= WHAT IS BEING ASKED =
Exact reproduction, images excluded: write out the records below.

-------- RECORDED DATA --------

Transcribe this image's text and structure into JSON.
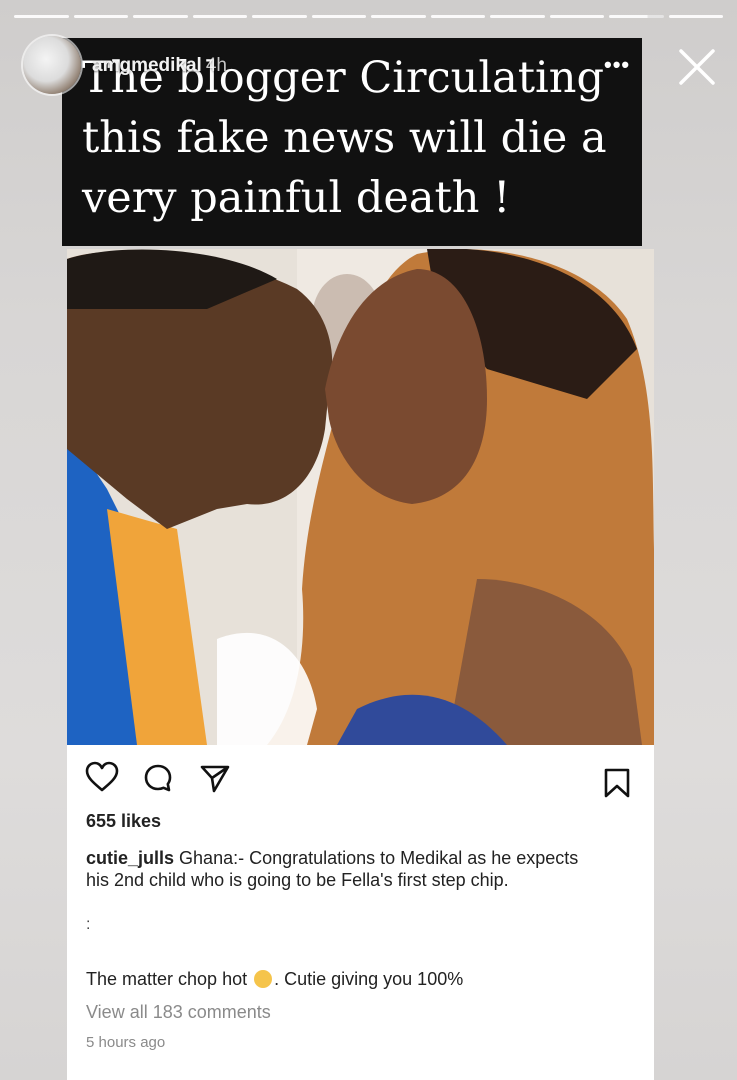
{
  "story": {
    "username": "amgmedikal",
    "time": "4h",
    "more": "•••",
    "caption_lines": [
      "The blogger Circulating",
      "this fake news will die a",
      "very painful death !"
    ],
    "progress_fraction_last": 0.7
  },
  "post": {
    "likes": "655 likes",
    "caption_user": "cutie_julls",
    "caption_text": "Ghana:- Congratulations to Medikal as he expects his 2nd child who is going to be Fella's first step chip.",
    "dots": ":",
    "comment_before": "The matter chop hot",
    "comment_after": ". Cutie giving you 100%",
    "view_all": "View all 183 comments",
    "time_ago": "5 hours ago"
  },
  "colors": {
    "caption_bg": "#111111",
    "caption_text": "#ffffff",
    "link_gray": "#8a8a8a"
  },
  "icons": [
    "heart-icon",
    "comment-icon",
    "share-icon",
    "bookmark-icon",
    "close-icon",
    "more-icon"
  ]
}
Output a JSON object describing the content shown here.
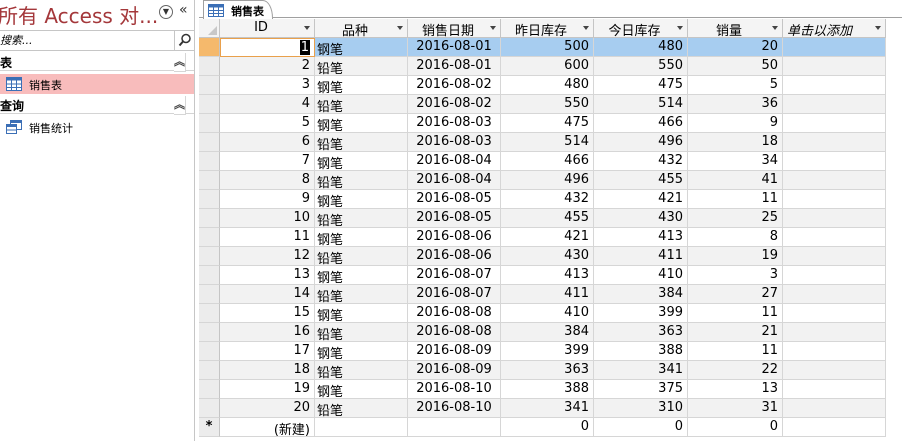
{
  "nav": {
    "title": "所有 Access 对...",
    "search_placeholder": "搜索...",
    "groups": [
      {
        "label": "表",
        "items": [
          {
            "label": "销售表"
          }
        ]
      },
      {
        "label": "查询",
        "items": [
          {
            "label": "销售统计"
          }
        ]
      }
    ]
  },
  "tab": {
    "label": "销售表"
  },
  "table": {
    "columns": [
      "ID",
      "品种",
      "销售日期",
      "昨日库存",
      "今日库存",
      "销量",
      "单击以添加"
    ],
    "rows": [
      [
        "1",
        "钢笔",
        "2016-08-01",
        "500",
        "480",
        "20"
      ],
      [
        "2",
        "铅笔",
        "2016-08-01",
        "600",
        "550",
        "50"
      ],
      [
        "3",
        "钢笔",
        "2016-08-02",
        "480",
        "475",
        "5"
      ],
      [
        "4",
        "铅笔",
        "2016-08-02",
        "550",
        "514",
        "36"
      ],
      [
        "5",
        "钢笔",
        "2016-08-03",
        "475",
        "466",
        "9"
      ],
      [
        "6",
        "铅笔",
        "2016-08-03",
        "514",
        "496",
        "18"
      ],
      [
        "7",
        "钢笔",
        "2016-08-04",
        "466",
        "432",
        "34"
      ],
      [
        "8",
        "铅笔",
        "2016-08-04",
        "496",
        "455",
        "41"
      ],
      [
        "9",
        "钢笔",
        "2016-08-05",
        "432",
        "421",
        "11"
      ],
      [
        "10",
        "铅笔",
        "2016-08-05",
        "455",
        "430",
        "25"
      ],
      [
        "11",
        "钢笔",
        "2016-08-06",
        "421",
        "413",
        "8"
      ],
      [
        "12",
        "铅笔",
        "2016-08-06",
        "430",
        "411",
        "19"
      ],
      [
        "13",
        "钢笔",
        "2016-08-07",
        "413",
        "410",
        "3"
      ],
      [
        "14",
        "铅笔",
        "2016-08-07",
        "411",
        "384",
        "27"
      ],
      [
        "15",
        "钢笔",
        "2016-08-08",
        "410",
        "399",
        "11"
      ],
      [
        "16",
        "铅笔",
        "2016-08-08",
        "384",
        "363",
        "21"
      ],
      [
        "17",
        "钢笔",
        "2016-08-09",
        "399",
        "388",
        "11"
      ],
      [
        "18",
        "铅笔",
        "2016-08-09",
        "363",
        "341",
        "22"
      ],
      [
        "19",
        "钢笔",
        "2016-08-10",
        "388",
        "375",
        "13"
      ],
      [
        "20",
        "铅笔",
        "2016-08-10",
        "341",
        "310",
        "31"
      ]
    ],
    "new_row": {
      "marker": "*",
      "id": "(新建)",
      "yesterday": "0",
      "today": "0",
      "sales": "0"
    }
  },
  "colors": {
    "selected_row": "#a7cdf0",
    "nav_selected": "#f8bcbc",
    "title_red": "#a4373a",
    "record_selector_current": "#f5b96c"
  }
}
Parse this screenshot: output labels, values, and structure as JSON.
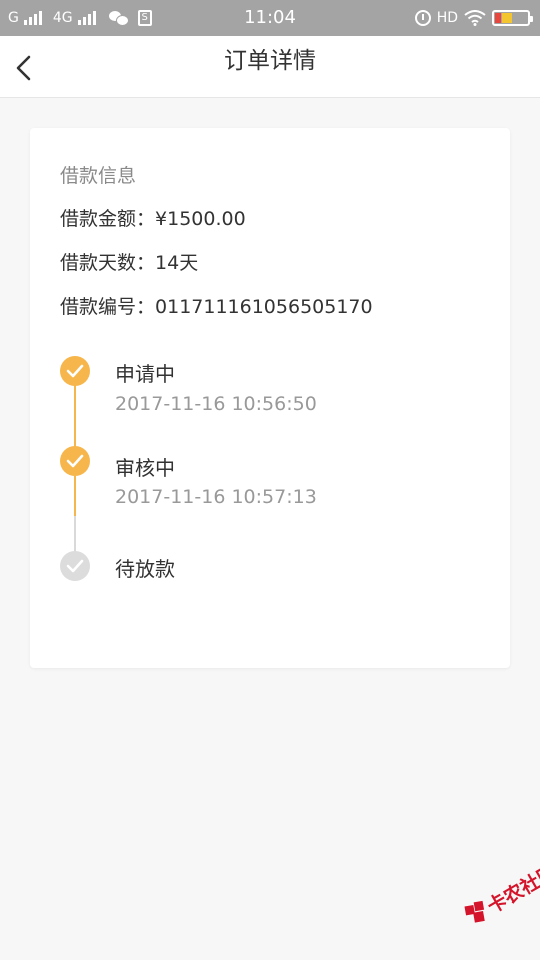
{
  "status_bar": {
    "carrier1": "G",
    "carrier2": "4G",
    "app_icon_s": "S",
    "time": "11:04",
    "hd_label": "HD",
    "icons": [
      "signal-icon",
      "wechat-icon",
      "alarm-icon",
      "wifi-icon",
      "battery-icon"
    ]
  },
  "header": {
    "title": "订单详情",
    "back_icon": "chevron-left-icon"
  },
  "loan_info": {
    "section_title": "借款信息",
    "amount_label": "借款金额：",
    "amount_value": "¥1500.00",
    "days_label": "借款天数：",
    "days_value": "14天",
    "number_label": "借款编号：",
    "number_value": "011711161056505170"
  },
  "timeline": {
    "steps": [
      {
        "label": "申请中",
        "time": "2017-11-16 10:56:50",
        "status": "done"
      },
      {
        "label": "审核中",
        "time": "2017-11-16 10:57:13",
        "status": "done"
      },
      {
        "label": "待放款",
        "time": "",
        "status": "pending"
      }
    ]
  },
  "watermark": {
    "text": "卡农社区"
  },
  "colors": {
    "accent": "#f7b64c",
    "pending": "#dcdcdc",
    "status_bar": "#a4a4a4",
    "watermark": "#d4142a"
  }
}
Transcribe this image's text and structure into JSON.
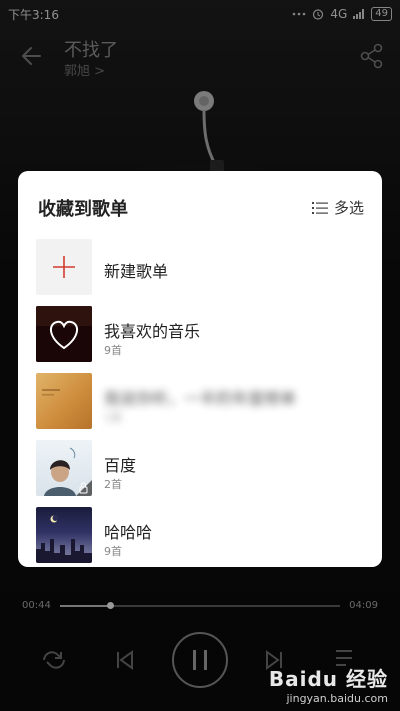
{
  "status_bar": {
    "time": "下午3:16",
    "network": "4G",
    "battery": "49"
  },
  "player": {
    "song_title": "不找了",
    "artist": "郭旭 >",
    "current_time": "00:44",
    "total_time": "04:09",
    "progress": 0.18
  },
  "collect_sheet": {
    "title": "收藏到歌单",
    "multi_select_label": "多选",
    "new_playlist_label": "新建歌单",
    "playlists": [
      {
        "name": "我喜欢的音乐",
        "count": "9首",
        "cover": "heart-cover"
      },
      {
        "name": "我说你听，一半的年度榜单",
        "count": "1首",
        "cover": "album-cover",
        "blurred": true
      },
      {
        "name": "百度",
        "count": "2首",
        "cover": "baidu-cover"
      },
      {
        "name": "哈哈哈",
        "count": "9首",
        "cover": "night-cover"
      }
    ]
  },
  "watermark": {
    "brand": "Baidu 经验",
    "url": "jingyan.baidu.com"
  },
  "colors": {
    "accent_red": "#d33a31",
    "sheet_bg": "#ffffff"
  }
}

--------

= THE ANSWER =
Transcribe this image's text and structure into JSON.
{
  "story": {
    "username": "amgmedikal",
    "time": "4h",
    "more": "•••",
    "caption_lines": [
      "The blogger Circulating",
      "this fake news will die a",
      "very painful death !"
    ],
    "progress_fraction_last": 0.7
  },
  "post": {
    "likes": "655 likes",
    "caption_user": "cutie_julls",
    "caption_text": "Ghana:- Congratulations to Medikal as he expects his 2nd child who is going to be Fella's first step chip.",
    "dots": ":",
    "comment_before": "The matter chop hot",
    "comment_after": ". Cutie giving you 100%",
    "view_all": "View all 183 comments",
    "time_ago": "5 hours ago"
  },
  "colors": {
    "caption_bg": "#111111",
    "caption_text": "#ffffff",
    "link_gray": "#8a8a8a"
  },
  "icons": [
    "heart-icon",
    "comment-icon",
    "share-icon",
    "bookmark-icon",
    "close-icon",
    "more-icon"
  ]
}
Output a JSON object describing the content shown here.
{
  "nav": {
    "title": "所有 Access 对...",
    "search_placeholder": "搜索...",
    "groups": [
      {
        "label": "表",
        "items": [
          {
            "label": "销售表"
          }
        ]
      },
      {
        "label": "查询",
        "items": [
          {
            "label": "销售统计"
          }
        ]
      }
    ]
  },
  "tab": {
    "label": "销售表"
  },
  "table": {
    "columns": [
      "ID",
      "品种",
      "销售日期",
      "昨日库存",
      "今日库存",
      "销量",
      "单击以添加"
    ],
    "rows": [
      [
        "1",
        "钢笔",
        "2016-08-01",
        "500",
        "480",
        "20"
      ],
      [
        "2",
        "铅笔",
        "2016-08-01",
        "600",
        "550",
        "50"
      ],
      [
        "3",
        "钢笔",
        "2016-08-02",
        "480",
        "475",
        "5"
      ],
      [
        "4",
        "铅笔",
        "2016-08-02",
        "550",
        "514",
        "36"
      ],
      [
        "5",
        "钢笔",
        "2016-08-03",
        "475",
        "466",
        "9"
      ],
      [
        "6",
        "铅笔",
        "2016-08-03",
        "514",
        "496",
        "18"
      ],
      [
        "7",
        "钢笔",
        "2016-08-04",
        "466",
        "432",
        "34"
      ],
      [
        "8",
        "铅笔",
        "2016-08-04",
        "496",
        "455",
        "41"
      ],
      [
        "9",
        "钢笔",
        "2016-08-05",
        "432",
        "421",
        "11"
      ],
      [
        "10",
        "铅笔",
        "2016-08-05",
        "455",
        "430",
        "25"
      ],
      [
        "11",
        "钢笔",
        "2016-08-06",
        "421",
        "413",
        "8"
      ],
      [
        "12",
        "铅笔",
        "2016-08-06",
        "430",
        "411",
        "19"
      ],
      [
        "13",
        "钢笔",
        "2016-08-07",
        "413",
        "410",
        "3"
      ],
      [
        "14",
        "铅笔",
        "2016-08-07",
        "411",
        "384",
        "27"
      ],
      [
        "15",
        "钢笔",
        "2016-08-08",
        "410",
        "399",
        "11"
      ],
      [
        "16",
        "铅笔",
        "2016-08-08",
        "384",
        "363",
        "21"
      ],
      [
        "17",
        "钢笔",
        "2016-08-09",
        "399",
        "388",
        "11"
      ],
      [
        "18",
        "铅笔",
        "2016-08-09",
        "363",
        "341",
        "22"
      ],
      [
        "19",
        "钢笔",
        "2016-08-10",
        "388",
        "375",
        "13"
      ],
      [
        "20",
        "铅笔",
        "2016-08-10",
        "341",
        "310",
        "31"
      ]
    ],
    "new_row": {
      "marker": "*",
      "id": "(新建)",
      "yesterday": "0",
      "today": "0",
      "sales": "0"
    }
  },
  "colors": {
    "selected_row": "#a7cdf0",
    "nav_selected": "#f8bcbc",
    "title_red": "#a4373a",
    "record_selector_current": "#f5b96c"
  }
}
Parse this screenshot: output labels, values, and structure as JSON.
{
  "status_bar": {
    "carrier1": "G",
    "carrier2": "4G",
    "app_icon_s": "S",
    "time": "11:04",
    "hd_label": "HD",
    "icons": [
      "signal-icon",
      "wechat-icon",
      "alarm-icon",
      "wifi-icon",
      "battery-icon"
    ]
  },
  "header": {
    "title": "订单详情",
    "back_icon": "chevron-left-icon"
  },
  "loan_info": {
    "section_title": "借款信息",
    "amount_label": "借款金额：",
    "amount_value": "¥1500.00",
    "days_label": "借款天数：",
    "days_value": "14天",
    "number_label": "借款编号：",
    "number_value": "011711161056505170"
  },
  "timeline": {
    "steps": [
      {
        "label": "申请中",
        "time": "2017-11-16 10:56:50",
        "status": "done"
      },
      {
        "label": "审核中",
        "time": "2017-11-16 10:57:13",
        "status": "done"
      },
      {
        "label": "待放款",
        "time": "",
        "status": "pending"
      }
    ]
  },
  "watermark": {
    "text": "卡农社区"
  },
  "colors": {
    "accent": "#f7b64c",
    "pending": "#dcdcdc",
    "status_bar": "#a4a4a4",
    "watermark": "#d4142a"
  }
}
Transcribe this image's text and structure into JSON.
{
  "status_bar": {
    "time": "下午3:16",
    "network": "4G",
    "battery": "49"
  },
  "player": {
    "song_title": "不找了",
    "artist": "郭旭 >",
    "current_time": "00:44",
    "total_time": "04:09",
    "progress": 0.18
  },
  "collect_sheet": {
    "title": "收藏到歌单",
    "multi_select_label": "多选",
    "new_playlist_label": "新建歌单",
    "playlists": [
      {
        "name": "我喜欢的音乐",
        "count": "9首",
        "cover": "heart-cover"
      },
      {
        "name": "我说你听，一半的年度榜单",
        "count": "1首",
        "cover": "album-cover",
        "blurred": true
      },
      {
        "name": "百度",
        "count": "2首",
        "cover": "baidu-cover"
      },
      {
        "name": "哈哈哈",
        "count": "9首",
        "cover": "night-cover"
      }
    ]
  },
  "watermark": {
    "brand": "Baidu 经验",
    "url": "jingyan.baidu.com"
  },
  "colors": {
    "accent_red": "#d33a31",
    "sheet_bg": "#ffffff"
  }
}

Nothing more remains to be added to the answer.